Problem to work on. Give back the data exactly, with no images.

Records from a data source
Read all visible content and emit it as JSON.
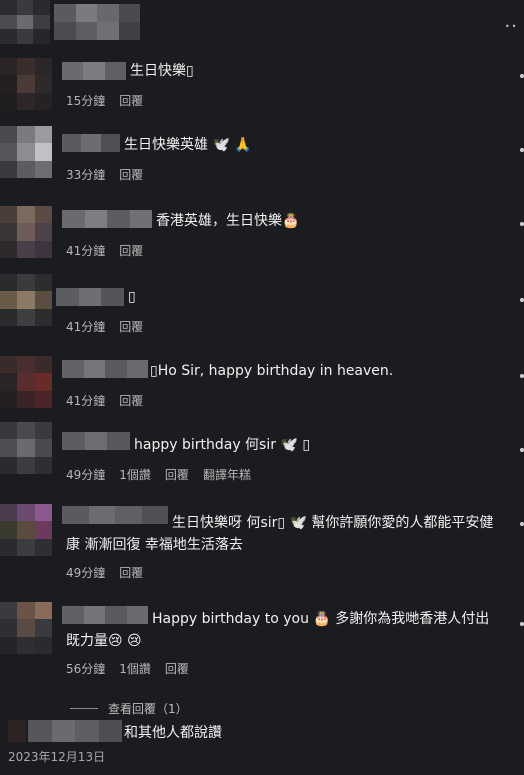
{
  "comments": [
    {
      "text": "生日快樂▯",
      "time": "15分鐘",
      "reply": "回覆"
    },
    {
      "text": "生日快樂英雄 🕊️ 🙏",
      "time": "33分鐘",
      "reply": "回覆"
    },
    {
      "text": "香港英雄，生日快樂🎂",
      "time": "41分鐘",
      "reply": "回覆"
    },
    {
      "text": "▯",
      "time": "41分鐘",
      "reply": "回覆"
    },
    {
      "text": "▯Ho Sir, happy birthday in heaven.",
      "time": "41分鐘",
      "reply": "回覆"
    },
    {
      "text": "happy birthday 何sir 🕊️ ▯",
      "time": "49分鐘",
      "likes": "1個讚",
      "reply": "回覆",
      "translate": "翻譯年糕"
    },
    {
      "text": "生日快樂呀 何sir▯ 🕊️ 幫你許願你愛的人都能平安健康 漸漸回復 幸福地生活落去",
      "time": "49分鐘",
      "reply": "回覆"
    },
    {
      "text": "Happy birthday to you 🎂 多謝你為我哋香港人付出既力量😢 😢",
      "time": "56分鐘",
      "likes": "1個讚",
      "reply": "回覆"
    }
  ],
  "view_replies": "查看回覆（1）",
  "likes_line": "和其他人都說讚",
  "date": "2023年12月13日"
}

Your response.
Read all visible content and emit it as JSON.
{
  "comments": [
    {
      "text": "生日快樂▯",
      "time": "15分鐘",
      "reply": "回覆"
    },
    {
      "text": "生日快樂英雄 🕊️ 🙏",
      "time": "33分鐘",
      "reply": "回覆"
    },
    {
      "text": "香港英雄，生日快樂🎂",
      "time": "41分鐘",
      "reply": "回覆"
    },
    {
      "text": "▯",
      "time": "41分鐘",
      "reply": "回覆"
    },
    {
      "text": "▯Ho Sir, happy birthday in heaven.",
      "time": "41分鐘",
      "reply": "回覆"
    },
    {
      "text": "happy birthday 何sir 🕊️ ▯",
      "time": "49分鐘",
      "likes": "1個讚",
      "reply": "回覆",
      "translate": "翻譯年糕"
    },
    {
      "text": "生日快樂呀 何sir▯ 🕊️ 幫你許願你愛的人都能平安健康 漸漸回復 幸福地生活落去",
      "time": "49分鐘",
      "reply": "回覆"
    },
    {
      "text": "Happy birthday to you 🎂 多謝你為我哋香港人付出既力量😢 😢",
      "time": "56分鐘",
      "likes": "1個讚",
      "reply": "回覆"
    }
  ],
  "view_replies": "查看回覆（1）",
  "likes_line": "和其他人都說讚",
  "date": "2023年12月13日"
}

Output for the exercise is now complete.